Hidden Persuaders Expose Themselves
One of the most popular and memorable movie stills in AP's photo archive is a publicity shot of Marilyn Monroe's skirt caught in an updraft from a sidewalk subway vent. It was used to flog the film "The Seven Year Itch." Unforgettable, and I'm sure it helped to fill the theaters.
I have been looking at advertising images all my life just like everybody else, and I understand very well that they speak to us in a vernacular to which we're so conditioned we aren't even aware of our own suspended disbelief. But the one above broke through a lifetime of high gloss hypnosis.
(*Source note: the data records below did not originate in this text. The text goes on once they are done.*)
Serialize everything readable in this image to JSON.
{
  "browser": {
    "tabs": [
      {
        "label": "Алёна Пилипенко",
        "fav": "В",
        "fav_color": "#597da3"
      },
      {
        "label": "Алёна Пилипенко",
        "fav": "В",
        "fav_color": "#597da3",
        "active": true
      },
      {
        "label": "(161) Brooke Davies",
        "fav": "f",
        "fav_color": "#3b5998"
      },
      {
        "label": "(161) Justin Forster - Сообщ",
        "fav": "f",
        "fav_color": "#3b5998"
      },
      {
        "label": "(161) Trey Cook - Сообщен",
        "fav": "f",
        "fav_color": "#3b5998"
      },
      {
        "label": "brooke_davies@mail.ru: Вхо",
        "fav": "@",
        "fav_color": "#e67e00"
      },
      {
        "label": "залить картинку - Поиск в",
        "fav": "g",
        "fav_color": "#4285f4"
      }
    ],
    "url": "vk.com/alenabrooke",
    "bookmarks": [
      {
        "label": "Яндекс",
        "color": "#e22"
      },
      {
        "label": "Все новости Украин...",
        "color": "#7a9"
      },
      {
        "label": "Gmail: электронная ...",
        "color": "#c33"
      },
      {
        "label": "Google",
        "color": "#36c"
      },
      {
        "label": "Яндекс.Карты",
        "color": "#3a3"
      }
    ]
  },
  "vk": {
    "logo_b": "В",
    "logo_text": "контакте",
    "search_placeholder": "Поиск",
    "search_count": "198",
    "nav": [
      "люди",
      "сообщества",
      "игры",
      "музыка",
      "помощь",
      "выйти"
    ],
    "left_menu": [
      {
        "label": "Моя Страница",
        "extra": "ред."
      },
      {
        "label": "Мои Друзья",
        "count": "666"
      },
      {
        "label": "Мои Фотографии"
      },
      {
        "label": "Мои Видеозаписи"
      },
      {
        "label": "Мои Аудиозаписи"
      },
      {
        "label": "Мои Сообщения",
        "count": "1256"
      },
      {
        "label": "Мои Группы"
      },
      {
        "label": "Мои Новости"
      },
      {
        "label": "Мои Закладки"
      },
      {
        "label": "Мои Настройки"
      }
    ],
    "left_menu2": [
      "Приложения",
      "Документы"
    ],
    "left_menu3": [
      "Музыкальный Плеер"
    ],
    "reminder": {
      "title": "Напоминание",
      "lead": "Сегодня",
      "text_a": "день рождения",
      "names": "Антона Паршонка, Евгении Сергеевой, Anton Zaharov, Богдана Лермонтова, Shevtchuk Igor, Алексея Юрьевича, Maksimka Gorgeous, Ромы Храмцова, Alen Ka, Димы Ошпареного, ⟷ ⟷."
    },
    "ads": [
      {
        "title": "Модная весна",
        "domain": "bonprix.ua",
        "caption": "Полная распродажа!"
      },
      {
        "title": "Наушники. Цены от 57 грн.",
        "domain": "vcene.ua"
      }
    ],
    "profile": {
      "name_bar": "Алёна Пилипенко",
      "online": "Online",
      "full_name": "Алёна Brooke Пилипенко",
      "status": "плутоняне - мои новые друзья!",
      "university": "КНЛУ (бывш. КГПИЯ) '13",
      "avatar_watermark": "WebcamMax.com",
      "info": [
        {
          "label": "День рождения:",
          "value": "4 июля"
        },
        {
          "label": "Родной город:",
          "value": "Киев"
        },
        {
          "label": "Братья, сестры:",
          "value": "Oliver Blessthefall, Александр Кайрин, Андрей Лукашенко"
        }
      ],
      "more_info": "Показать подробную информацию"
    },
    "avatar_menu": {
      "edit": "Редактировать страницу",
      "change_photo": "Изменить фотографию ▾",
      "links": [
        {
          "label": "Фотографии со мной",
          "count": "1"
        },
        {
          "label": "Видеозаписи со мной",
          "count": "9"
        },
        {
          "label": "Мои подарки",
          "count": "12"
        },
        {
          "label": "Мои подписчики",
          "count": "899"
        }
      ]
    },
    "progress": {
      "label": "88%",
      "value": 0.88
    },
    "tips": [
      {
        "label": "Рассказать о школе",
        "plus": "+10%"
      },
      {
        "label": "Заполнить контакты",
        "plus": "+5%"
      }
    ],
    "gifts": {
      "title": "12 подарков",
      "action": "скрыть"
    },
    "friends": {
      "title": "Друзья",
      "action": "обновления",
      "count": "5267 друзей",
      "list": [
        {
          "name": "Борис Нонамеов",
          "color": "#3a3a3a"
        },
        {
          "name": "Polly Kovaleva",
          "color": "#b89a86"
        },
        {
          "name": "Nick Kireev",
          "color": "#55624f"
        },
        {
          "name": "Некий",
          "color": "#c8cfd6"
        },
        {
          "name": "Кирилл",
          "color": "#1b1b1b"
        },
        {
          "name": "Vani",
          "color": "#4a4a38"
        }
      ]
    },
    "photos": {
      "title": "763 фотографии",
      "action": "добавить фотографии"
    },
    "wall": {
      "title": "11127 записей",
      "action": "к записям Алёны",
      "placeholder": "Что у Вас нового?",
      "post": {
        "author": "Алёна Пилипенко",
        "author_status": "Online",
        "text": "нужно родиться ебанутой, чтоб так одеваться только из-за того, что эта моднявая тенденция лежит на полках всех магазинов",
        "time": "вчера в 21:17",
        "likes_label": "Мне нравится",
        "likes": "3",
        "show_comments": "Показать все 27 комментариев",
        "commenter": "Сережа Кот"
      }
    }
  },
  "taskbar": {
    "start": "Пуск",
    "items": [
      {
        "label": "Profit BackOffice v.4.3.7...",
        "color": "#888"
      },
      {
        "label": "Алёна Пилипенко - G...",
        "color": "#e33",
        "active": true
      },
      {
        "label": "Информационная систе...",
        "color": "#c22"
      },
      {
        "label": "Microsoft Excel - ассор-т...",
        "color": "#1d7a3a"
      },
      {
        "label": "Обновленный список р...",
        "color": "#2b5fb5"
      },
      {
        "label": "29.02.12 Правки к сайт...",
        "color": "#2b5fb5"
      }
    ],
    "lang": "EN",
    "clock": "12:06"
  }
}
My God, just look at it. As if you could avoid it, if you're me. It's on display overlooking the 8th Avenue subway stop at 33rd Street which I still occasionally use to go to my former office. And it's more than a dozen stories tall!
Media persuasion depends almost entirely on imagery that invites us to imagine and admire ourselves in guises and poses that in our right minds we'd never dream of adopting in real life and that would end our marriages and friendships if our nearest and dearest ever did. Bizarre, theatrical, and above all dishonest.
Somehow such invitations have long since come to seem normal most of the time. But looking at this colossus of lubricious pulchitrude reminds me that the economy surfs along daily on cynical appeals to what strangers imagine are my dreams, needs, fears and longings. They're often not far from the mark.
It's creepy when you're forced to consider it. As I was when I saw this ad for cheap bras.
And as Joe DiMaggio was forced to consider it when he came on that flyskirt photo shoot, Marilyn surrounded by a crowd of leering wolf whistlers, and told his wife to knock it off or else. We all know how that worked out for him.